For at least the past two years there has been widespread expectation in the financial community that long-term benchmark U.S. Treasury yields will rise. Behind this thinking: The conclusion of the Federal Reserve’s extraordinarily accommodative monetary policy (which included three rounds of quantitative easing) combined with general improvement in the U.S. domestic economy would soften demand for Treasury bonds and require investors to demand an inflation premium to compensate for healthier economic growth. We have seen several short periods of yield increases during this time frame but those trends were not sustained long enough for the real yield (nominal yield minus the level of inflation) to reach its historical normal level of roughly 2.00%. Although there are numerous factors that impact the level of benchmark long-term government bond yields, we want to highlight with this commentary a relatively recent issue that has come into play.
The chart below shows current 10 year benchmark government bond yields for a number of sovereign debt issuers around the globe. From a historical perspective, the current yield on 10 year U.S. Treasury bonds is low in both nominal and real terms, but, compared with other available bonds, the current level of U.S. yield is attractive for global investors – especially taking credit quality into consideration. Of course, these yields move continuously with changing capital flows and economic fundamentals but the difference today represents abnormally wide levels for top quality debt issuers. In part this is a reflection of the divergent monetary policy actions now in play. It is also an indication that several overseas regions – particularly Europe and Japan – are still dealing with concerns about deflation taking hold.
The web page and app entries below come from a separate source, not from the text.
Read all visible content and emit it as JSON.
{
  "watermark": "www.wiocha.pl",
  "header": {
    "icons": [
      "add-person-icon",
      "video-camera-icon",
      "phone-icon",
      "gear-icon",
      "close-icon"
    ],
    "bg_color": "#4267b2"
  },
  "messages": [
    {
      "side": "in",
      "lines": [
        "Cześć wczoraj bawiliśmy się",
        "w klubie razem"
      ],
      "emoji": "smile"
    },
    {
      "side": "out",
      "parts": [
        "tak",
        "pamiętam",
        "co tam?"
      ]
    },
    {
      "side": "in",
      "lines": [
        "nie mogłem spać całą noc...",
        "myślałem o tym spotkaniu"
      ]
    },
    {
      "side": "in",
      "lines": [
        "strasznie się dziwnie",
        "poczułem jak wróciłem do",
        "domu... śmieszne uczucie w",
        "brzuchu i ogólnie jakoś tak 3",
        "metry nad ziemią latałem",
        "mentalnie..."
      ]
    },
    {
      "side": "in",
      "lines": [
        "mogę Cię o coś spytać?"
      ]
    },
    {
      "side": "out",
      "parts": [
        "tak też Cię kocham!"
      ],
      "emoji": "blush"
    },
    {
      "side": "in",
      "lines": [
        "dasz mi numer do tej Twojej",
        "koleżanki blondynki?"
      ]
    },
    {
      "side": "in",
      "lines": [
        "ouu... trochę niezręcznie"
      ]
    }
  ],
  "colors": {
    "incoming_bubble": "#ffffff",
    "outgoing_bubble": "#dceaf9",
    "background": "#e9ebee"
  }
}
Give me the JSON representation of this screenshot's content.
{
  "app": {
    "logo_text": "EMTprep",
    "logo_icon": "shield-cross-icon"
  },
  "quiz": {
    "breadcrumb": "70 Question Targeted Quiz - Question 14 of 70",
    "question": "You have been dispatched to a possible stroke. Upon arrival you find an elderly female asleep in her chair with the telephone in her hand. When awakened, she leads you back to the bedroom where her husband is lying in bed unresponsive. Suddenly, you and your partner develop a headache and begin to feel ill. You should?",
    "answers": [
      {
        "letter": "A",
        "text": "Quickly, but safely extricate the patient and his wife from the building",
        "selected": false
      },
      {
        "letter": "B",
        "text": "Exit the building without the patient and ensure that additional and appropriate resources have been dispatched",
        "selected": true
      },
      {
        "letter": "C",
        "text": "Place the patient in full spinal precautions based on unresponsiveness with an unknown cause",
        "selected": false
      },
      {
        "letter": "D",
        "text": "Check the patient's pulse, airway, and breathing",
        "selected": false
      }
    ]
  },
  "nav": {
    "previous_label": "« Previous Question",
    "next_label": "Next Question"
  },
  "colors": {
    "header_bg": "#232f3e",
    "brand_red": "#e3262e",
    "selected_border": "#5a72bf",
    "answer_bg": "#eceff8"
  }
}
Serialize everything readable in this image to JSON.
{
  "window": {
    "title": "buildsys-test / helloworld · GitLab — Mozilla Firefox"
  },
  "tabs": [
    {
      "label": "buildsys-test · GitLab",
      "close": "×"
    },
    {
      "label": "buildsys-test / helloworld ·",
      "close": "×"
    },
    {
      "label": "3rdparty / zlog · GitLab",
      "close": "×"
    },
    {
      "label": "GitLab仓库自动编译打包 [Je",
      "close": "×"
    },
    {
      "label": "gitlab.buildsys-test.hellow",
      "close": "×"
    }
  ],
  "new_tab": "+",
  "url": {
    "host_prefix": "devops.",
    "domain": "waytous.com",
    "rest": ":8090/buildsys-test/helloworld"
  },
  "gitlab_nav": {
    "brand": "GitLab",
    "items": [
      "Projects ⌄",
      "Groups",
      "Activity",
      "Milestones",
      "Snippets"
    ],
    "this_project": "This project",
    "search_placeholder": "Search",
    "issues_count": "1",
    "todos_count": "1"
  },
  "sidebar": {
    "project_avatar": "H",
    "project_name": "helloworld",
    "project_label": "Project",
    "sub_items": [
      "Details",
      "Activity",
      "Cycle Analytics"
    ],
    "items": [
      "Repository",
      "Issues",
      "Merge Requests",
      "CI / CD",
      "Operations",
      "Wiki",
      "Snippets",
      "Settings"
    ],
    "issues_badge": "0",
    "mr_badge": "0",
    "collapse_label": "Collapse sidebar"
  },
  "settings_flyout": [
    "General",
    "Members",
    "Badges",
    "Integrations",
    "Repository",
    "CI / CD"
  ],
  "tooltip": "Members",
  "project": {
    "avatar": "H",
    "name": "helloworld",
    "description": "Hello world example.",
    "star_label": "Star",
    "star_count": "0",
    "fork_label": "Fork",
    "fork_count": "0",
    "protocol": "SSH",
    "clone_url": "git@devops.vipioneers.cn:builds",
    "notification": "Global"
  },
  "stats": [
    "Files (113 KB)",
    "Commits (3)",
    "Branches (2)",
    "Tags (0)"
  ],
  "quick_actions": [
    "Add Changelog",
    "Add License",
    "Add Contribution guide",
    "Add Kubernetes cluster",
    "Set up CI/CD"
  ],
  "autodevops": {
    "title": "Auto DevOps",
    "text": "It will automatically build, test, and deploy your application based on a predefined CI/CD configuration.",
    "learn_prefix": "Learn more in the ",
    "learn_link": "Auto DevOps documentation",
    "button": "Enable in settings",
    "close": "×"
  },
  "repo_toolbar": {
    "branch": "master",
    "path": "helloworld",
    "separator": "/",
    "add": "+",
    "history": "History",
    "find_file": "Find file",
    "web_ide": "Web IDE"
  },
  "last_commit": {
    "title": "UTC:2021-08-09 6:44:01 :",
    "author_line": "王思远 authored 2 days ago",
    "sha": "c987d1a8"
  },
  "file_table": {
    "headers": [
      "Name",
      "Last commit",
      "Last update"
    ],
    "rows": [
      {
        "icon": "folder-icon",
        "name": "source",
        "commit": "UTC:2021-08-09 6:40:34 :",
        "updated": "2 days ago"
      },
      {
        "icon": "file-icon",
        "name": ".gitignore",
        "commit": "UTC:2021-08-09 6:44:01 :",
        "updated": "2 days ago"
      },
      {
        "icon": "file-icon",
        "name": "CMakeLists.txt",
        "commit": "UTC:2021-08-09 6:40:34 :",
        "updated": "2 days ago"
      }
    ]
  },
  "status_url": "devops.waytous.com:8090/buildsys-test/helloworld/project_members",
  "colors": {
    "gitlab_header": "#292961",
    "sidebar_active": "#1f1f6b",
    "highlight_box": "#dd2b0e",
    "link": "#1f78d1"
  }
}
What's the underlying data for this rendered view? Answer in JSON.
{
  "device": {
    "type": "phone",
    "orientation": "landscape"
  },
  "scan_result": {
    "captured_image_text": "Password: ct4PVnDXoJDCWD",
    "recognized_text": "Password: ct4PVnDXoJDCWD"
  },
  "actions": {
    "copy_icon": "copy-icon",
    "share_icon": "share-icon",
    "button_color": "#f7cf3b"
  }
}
Whatever the reasons behind current yield levels, one fact stands out: U.S. Treasury debt is actually attractive for a global investor.
For the record, we do believe the next major trend in the bond market will be higher benchmark U.S. Treasury yields, but because of the current level of global alternative yields highlighted above, that path may be longer and more uneven than originally anticipated.
Yesterday in Washington, the U.S. Federal Reserve began an Open Market Policy Committee meeting, with a policy announcement and press conference scheduled for this afternoon. It is expected that the Fed will continue to offer market participants clues as to their intention with short-term benchmark interest rates. At present there are expectations (depending on the strength of domestic economic data) that sometime between June and December the Federal Reserve will increase short-term benchmark rates for the first time since 2006. Perhaps this action will be the catalyst to finally nudge long-term rates higher. If not, it might very well be partly the result of the opportunity set available to global bond investors highlighted above.
Overall, we have positioned fixed income portfolio allocations to be less sensitive to rising long-term interest rates. However, we continue to look for opportunistic investments to enhance portfolio income and overall total return potential within the asset class. Because of our relatively short duration investments, when long-term bond yields do rise we will be in a good position to take advantage of them. That said, because of the dearth of high quality global alternatives available to bond investors, that opportunity may take a little longer to arrive than expected.
Jack E. Payne, CFA, CFP
Chief Investment Officer